As a result, SINTEF, in consultation with the inventor, took on the job of applying for research funds via the Norwegian Regional Research Fund system. And they got a positive response.

User testing

The smartphone case will now undergo a series of user tests organised by SINTEF. An important part of the testing regime will be carried out by a panel made up of elderly people.

The aim of the study is to gather experience about how EziSmart can assist elderly people living at home in their transition to using smartphones. The studies will test both the smartphone case and the applications that come with it.

“An evaluation will also be made as to whether this total system, including the applications, provides the elderly and their next of kin with a greater sense of security. It’s important for us to recruit people who haven’t used a smartphone before”, explains Austad.

What’s the problem?

The researchers will also be looking into the problems that the elderly and disabled encounter with today’s smartphones, and assessing current systems available to these groups. There already exist specially-developed smartphones for the elderly and phones that employ adapted operative systems.

“In contrast to these, the new system will be compatible with many different types of phones, giving the elderly the same freedom of choice as everyone else when it comes to choosing a phone”, says Austad.

The panel will then test the system for a given period, and carry out specified tasks such as sending an SMS, taking a picture and sending it as an MMS, and going online to obtain information about a given topic. The members of the panel will be issued with a twin SIM card, so that they can keep their old telephone while testing the new system.

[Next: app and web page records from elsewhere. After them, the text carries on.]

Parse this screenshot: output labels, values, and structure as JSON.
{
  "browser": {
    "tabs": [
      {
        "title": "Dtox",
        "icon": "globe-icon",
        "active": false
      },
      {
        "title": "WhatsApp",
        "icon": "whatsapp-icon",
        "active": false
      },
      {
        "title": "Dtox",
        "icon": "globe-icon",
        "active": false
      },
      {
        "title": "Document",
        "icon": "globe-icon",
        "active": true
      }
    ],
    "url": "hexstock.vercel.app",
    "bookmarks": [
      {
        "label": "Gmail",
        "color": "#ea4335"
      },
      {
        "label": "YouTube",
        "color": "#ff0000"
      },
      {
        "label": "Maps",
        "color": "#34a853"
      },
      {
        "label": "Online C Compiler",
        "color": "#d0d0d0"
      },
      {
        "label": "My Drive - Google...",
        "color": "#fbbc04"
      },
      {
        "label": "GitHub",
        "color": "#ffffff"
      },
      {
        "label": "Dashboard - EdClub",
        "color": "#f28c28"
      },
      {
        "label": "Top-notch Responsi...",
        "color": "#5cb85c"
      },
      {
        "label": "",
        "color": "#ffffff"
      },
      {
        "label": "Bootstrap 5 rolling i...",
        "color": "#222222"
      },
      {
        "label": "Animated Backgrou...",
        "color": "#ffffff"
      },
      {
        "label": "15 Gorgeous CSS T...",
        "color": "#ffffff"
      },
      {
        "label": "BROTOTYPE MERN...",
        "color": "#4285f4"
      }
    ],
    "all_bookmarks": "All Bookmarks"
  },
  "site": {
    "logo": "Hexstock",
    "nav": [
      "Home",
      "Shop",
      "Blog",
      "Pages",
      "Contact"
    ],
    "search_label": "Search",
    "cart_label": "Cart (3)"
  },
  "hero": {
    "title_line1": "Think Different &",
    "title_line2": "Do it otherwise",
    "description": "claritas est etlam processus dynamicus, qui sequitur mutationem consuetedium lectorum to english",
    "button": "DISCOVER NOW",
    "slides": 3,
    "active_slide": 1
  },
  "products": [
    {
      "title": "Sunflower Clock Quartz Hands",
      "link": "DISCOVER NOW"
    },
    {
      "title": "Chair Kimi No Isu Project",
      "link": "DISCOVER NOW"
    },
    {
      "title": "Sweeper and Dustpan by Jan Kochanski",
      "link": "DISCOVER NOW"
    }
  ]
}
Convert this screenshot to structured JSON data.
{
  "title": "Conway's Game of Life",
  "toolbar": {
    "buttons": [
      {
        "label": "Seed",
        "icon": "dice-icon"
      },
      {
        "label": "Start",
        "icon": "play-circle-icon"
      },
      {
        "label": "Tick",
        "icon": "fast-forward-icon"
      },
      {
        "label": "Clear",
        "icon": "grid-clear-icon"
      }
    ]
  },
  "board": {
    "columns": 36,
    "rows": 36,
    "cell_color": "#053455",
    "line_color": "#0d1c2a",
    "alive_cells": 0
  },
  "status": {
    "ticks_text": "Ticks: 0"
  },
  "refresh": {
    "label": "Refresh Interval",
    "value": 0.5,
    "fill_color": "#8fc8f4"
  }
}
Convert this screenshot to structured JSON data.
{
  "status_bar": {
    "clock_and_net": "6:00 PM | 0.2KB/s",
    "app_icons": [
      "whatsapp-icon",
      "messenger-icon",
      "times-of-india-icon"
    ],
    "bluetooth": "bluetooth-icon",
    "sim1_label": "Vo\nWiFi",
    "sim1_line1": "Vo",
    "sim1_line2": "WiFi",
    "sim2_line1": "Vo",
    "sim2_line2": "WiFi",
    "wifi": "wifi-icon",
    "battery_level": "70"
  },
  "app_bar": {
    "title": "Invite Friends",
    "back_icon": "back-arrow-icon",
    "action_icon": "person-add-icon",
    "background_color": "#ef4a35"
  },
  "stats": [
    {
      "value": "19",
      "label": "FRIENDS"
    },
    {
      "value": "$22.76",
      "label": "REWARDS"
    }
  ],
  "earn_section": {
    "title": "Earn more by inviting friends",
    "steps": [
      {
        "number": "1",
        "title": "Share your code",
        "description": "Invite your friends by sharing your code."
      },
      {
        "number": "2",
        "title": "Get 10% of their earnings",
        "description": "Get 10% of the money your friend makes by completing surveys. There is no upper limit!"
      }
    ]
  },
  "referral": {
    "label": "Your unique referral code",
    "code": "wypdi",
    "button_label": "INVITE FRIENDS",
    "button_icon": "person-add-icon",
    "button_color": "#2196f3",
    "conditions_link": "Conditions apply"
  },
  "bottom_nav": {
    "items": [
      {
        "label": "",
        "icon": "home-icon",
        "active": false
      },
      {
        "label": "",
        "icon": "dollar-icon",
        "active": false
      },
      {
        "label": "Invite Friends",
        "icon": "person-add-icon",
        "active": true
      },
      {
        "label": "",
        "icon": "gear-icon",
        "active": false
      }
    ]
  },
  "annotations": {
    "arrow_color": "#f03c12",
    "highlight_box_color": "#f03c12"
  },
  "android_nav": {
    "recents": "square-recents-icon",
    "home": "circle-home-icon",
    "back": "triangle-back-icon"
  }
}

“Of course, those who complete the tests and the subsequent interviews will keep their EziSmart case and the phone after the test period”, says Austad, who hopes that the product will be on the market in just over a year – provided the product is approved by the target group.

Richard Chan is now continuing with his attempts to obtain more funding, and EziSmart is now launched on ‘Kickstarter’. Kickstarter is an American Benefit Corporation setup that offers tools aimed at raising capital for projects in the form of popular donations made via the internet.